If you’re anything like me, you probably started the day by recognizing that the start of a new work week had indeed arrived and then immediately began shaking your fists at the sky in anger. Monday is rarely anyone’s favorite day, and from what I have seen firsthand it feels safe to say it’s the one day of the week some people outright hate. I guess to them the arrival of the work week symbolizes the end of their quote/unquote freedom, and as a result they head into the office/factory/restaurant/store with a negative outlook already on their mind. This leads to bad attitudes, which only makes the experience of being at work worse, and for some reason it also seems to make time slow to a crawl. We’re not about that life, and we hope this post can do the same you that the song contained within it did for us.
The problem with finding something you’re passionate about at a young age is that you rarely, if ever, find a way to disassociate yourself from that passion. You might pull it off for awhile, if you’re lucky, but once you establish yourself in one arena it can be incredibly hard for the world to see you as anything else. I’ve seen it happen many times in my own life, both from friends and acquaintances. Even Michael Jordan struggled with it. After several years as the biggest athlete in the world Jordan decided he wanted to leave basketball to pursue a career in baseball. People were behind him for a minute or two, but once he hit the field and it was clear his skills were better applied on the court people began to cry foul. It no longer mattered what Michael wanted, or at least it didn’t seem to matter to the general public. They wanted the basketball star they loved to return, and in time that is exactly what they got.

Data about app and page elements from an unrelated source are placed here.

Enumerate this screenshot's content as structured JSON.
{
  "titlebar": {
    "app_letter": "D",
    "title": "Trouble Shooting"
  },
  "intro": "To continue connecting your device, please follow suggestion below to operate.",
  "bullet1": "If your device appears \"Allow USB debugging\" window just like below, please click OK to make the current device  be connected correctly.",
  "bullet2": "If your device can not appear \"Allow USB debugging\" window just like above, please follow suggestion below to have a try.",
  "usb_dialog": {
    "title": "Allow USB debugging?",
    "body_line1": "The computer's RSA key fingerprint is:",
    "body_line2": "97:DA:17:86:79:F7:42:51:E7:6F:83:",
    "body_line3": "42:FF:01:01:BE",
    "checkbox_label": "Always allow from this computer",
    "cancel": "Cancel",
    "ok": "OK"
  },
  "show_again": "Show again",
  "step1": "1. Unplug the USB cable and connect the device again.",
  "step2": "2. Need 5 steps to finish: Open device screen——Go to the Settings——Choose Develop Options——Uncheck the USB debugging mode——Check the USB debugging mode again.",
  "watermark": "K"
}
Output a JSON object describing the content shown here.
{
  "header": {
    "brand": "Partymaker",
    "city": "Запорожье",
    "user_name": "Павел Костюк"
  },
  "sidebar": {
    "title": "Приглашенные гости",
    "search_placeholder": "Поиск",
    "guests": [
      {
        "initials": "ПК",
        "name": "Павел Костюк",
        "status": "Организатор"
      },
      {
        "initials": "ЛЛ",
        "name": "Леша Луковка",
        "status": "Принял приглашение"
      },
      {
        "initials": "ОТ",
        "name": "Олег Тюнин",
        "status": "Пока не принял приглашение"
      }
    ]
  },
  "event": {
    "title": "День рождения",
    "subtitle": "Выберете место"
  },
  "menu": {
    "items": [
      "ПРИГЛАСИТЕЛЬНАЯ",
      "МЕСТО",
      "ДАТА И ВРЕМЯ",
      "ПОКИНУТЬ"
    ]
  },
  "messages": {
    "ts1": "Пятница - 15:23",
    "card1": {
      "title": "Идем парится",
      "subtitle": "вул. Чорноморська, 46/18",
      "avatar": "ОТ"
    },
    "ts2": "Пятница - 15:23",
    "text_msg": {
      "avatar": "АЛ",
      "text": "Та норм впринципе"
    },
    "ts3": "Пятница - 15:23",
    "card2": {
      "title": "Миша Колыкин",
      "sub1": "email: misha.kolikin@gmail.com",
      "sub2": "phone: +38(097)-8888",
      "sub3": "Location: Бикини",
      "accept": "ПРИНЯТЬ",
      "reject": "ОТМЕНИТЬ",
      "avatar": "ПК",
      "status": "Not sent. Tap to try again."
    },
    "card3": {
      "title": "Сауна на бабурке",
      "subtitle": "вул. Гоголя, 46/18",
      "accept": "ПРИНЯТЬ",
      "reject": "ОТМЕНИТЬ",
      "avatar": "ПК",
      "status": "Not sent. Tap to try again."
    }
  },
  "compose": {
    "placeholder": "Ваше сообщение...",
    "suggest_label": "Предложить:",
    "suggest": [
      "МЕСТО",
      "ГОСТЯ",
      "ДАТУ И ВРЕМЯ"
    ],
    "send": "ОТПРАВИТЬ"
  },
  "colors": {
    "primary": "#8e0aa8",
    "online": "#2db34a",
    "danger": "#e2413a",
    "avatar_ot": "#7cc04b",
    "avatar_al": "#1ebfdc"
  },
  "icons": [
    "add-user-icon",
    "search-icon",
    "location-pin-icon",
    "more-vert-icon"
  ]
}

I cannot speak for Michael Jordan, but I have spent many nights of my adult life wondering if he regrets not further pursuing his career in baseball. It’s true that he was never all that impressive of a player, but if baseball is where his passion lied then that is where he should have kept his focus. The minute you let the world dictate what you can and cannot do, or who you are and are not, is the minute you lose control of yourself. If you live your life trying to be the person you think the world sees you as you will never find your true self, and as a result you may never be truly happy. You have to do what is best for you, always, and sometimes that means going against everything you’ve done before, which is why I chose Coheed And Cambria for this week’s Motivation Monday post.
On Friday, October 16, Coheed and Cambria will release a new album titled The Color Before The Sun. The album is the eight studio release for the band, but only the first to exist outside their popular high concept recording series known as The Armory Wars. That conceptual saga has been one of the main forces propelling Coheed And Cambria into the public eye since their debut album, The Second Stage Turbine Blade, arrived in 2002. In fact, until the band decided to step outside the saga with their new release many fans expected The Armory Wars to continue as long as the band does, and while that may still happen it seems – at least for the time being – the group is ready to try something new.
The idea of doing something new or different is a scary proposal for any adult, especially if those changes relate to how that adult does their job. Coheed And Cambria have been a band for two decades at this point, but it wasn’t until the last year or so that frontman Claudio Sanchez decided to turn his storytelling talent inward to share his own perspectives on life, love, and the general chaos of existence. Think about that for a second. Two decades of shows, fan adoration, and critical-acclaim told Claudio he was good at writing a very particular style of music. A style he pretty much ushered into existence, truth be told, but at some point along the way his passion for that style of songwriting began to change. He found new ideas that lived outside his comfort zone, and for whatever reason he eventually hit a wall where he felt the only option was to pursue those interests to the fullest extent. He knew that in order to be happy he had to make a change, and instead of hiding behind another stage name or side project Claudio is sharing his newfound passion on the same stage where his previous work found its success. That is a bold move for anyone, let alone someone two decades into their career, but when you hear the music being created you know it was the right move to make.
When I listen to The Color Before The Sun I know there is life after doing something for yourself. I think all too often we get the idea in our heads that the world only accepts us for being one thing, and that thing is usually whatever we are at that particular moment. We fear meaningful change because it removes us from our comfort zone, exposing our insecurities to the world in a way that hasn’t happened since our current way of life was established some years back. But heed my words, dear friends, because longterm comfort is the cousin of death. To be comfortable as a creative type is to relax in a sea of sharks, making yourself vulnerable to the numerous predators of happiness through inaction. The only way to be who you are meant to be and find your way in this wacky world of ours is to be bold and take risks even when doing nothing seems like a safe bet. If your heart is calling you have to listen, and when The Color Before The Sun plays you know the band behind it is doing exactly what they feel they must in order to maintain their own sanity and happiness. That kind of sound inspires me to take my own life by the reigns, and I hope it will now do the same for you.
James Shotwell is the Marketing Coordinator for Haulix. He is also a professional entertainment critic, covering both film and music, as well as the co-founder of Antique Records. Feel free to tell him you love or hate the article above by connecting with him on Twitter. Bonus points if you introduce yourself by sharing your favorite Simpsons character.